Today, we associate the word spa with words such as luxury and pampering. An experience that aims to reinvigorate our body and spoil our soul.
We enter spas with the hope that our daily headaches will quietly sit outside. Possibly even go for a walk, so that once we are finished ‘being taken care of’, we won’t find them awaiting us.
But looking back at how the spa came to be, we realise that there’s a lot more than indulgence.
It’s still unclear where the word spa comes from, but it is safe to believe that it dates back to the Roman times when Roman legions discovered a curative, thermal spring in the town of Spa (at the time called Aquae Spadanae) or from the acronym of the sentence “Sanus per Aquam”, meaning health by or through water.

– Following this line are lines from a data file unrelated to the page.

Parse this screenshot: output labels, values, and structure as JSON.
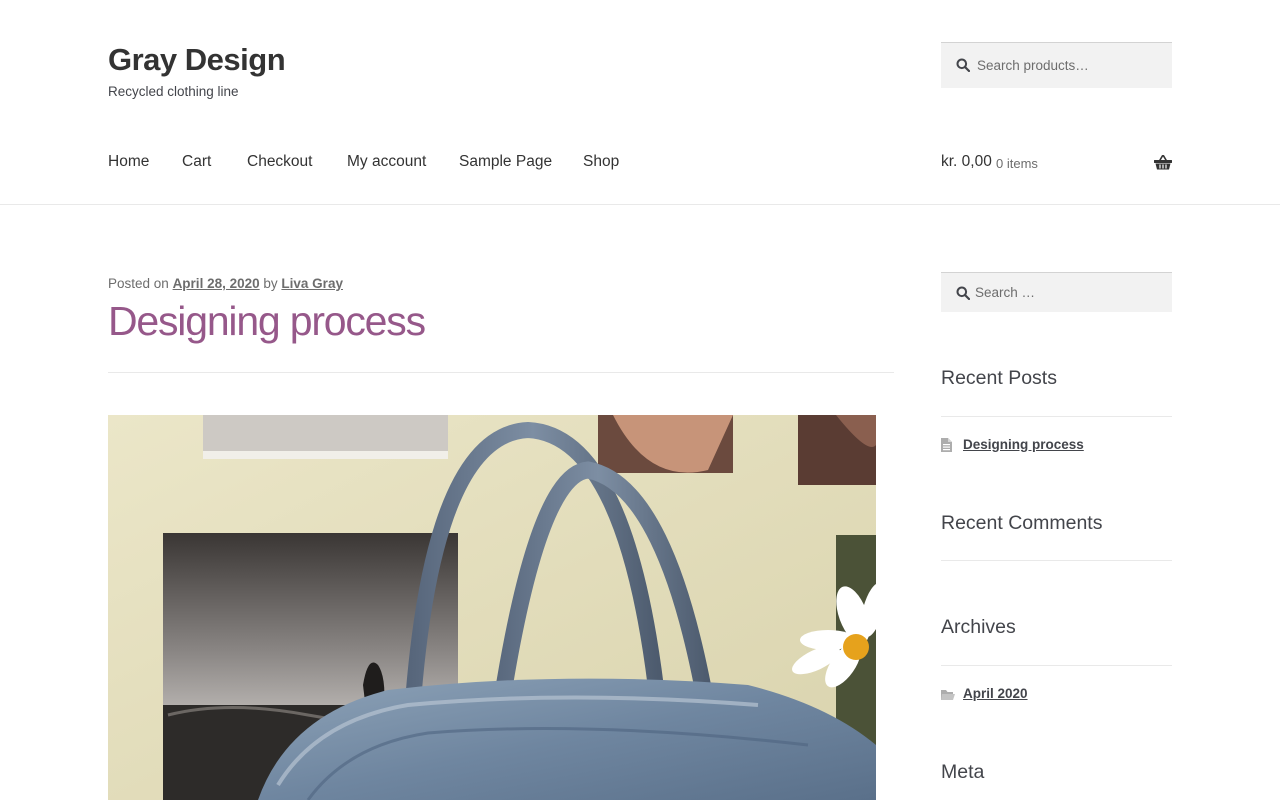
{
  "site": {
    "title": "Gray Design",
    "description": "Recycled clothing line"
  },
  "header_search": {
    "placeholder": "Search products…"
  },
  "nav": {
    "items": [
      "Home",
      "Cart",
      "Checkout",
      "My account",
      "Sample Page",
      "Shop"
    ]
  },
  "cart": {
    "amount": "kr. 0,00",
    "count": "0 items"
  },
  "post": {
    "posted_on_label": "Posted on",
    "date": "April 28, 2020",
    "by_label": "by",
    "author": "Liva Gray",
    "title": "Designing process"
  },
  "sidebar": {
    "search_placeholder": "Search …",
    "recent_posts": {
      "title": "Recent Posts",
      "items": [
        "Designing process"
      ]
    },
    "recent_comments": {
      "title": "Recent Comments"
    },
    "archives": {
      "title": "Archives",
      "items": [
        "April 2020"
      ]
    },
    "meta": {
      "title": "Meta"
    }
  },
  "colors": {
    "accent": "#96588a",
    "text": "#43454b",
    "heading": "#333333",
    "muted": "#6d6d6d",
    "input_bg": "#f2f2f2",
    "divider": "#e9e9e9"
  },
  "icons": {
    "search": "search-icon",
    "basket": "basket-icon",
    "post": "document-icon",
    "folder": "folder-icon"
  }
}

While the origin of the term is ambiguous, it is a lot more obvious the relation between water and health. And it’s exactly in water and its healing properties that we should seek the essence of the spa.
Since ancient times (even before the Greeks and the Romans), in fact, water was believed to possess healing and purifying properties and it was associated with physical and spiritual purification.
Although the beneficial effects of soaking in hot water was known among earlier civilizations, the balneotherapeutic practices were first introduced by the Greeks who developed a bathing ritual and travelled to natural springs to cure diseases. The baths were considered sacred places and were dedicated to several deities.
Alongside the medical and healing elements, the pursuit of relaxation and pleasureappeared during the Roman times.
Baths, therefore, became centres for relaxation and social activities until the end of the Roman Empire.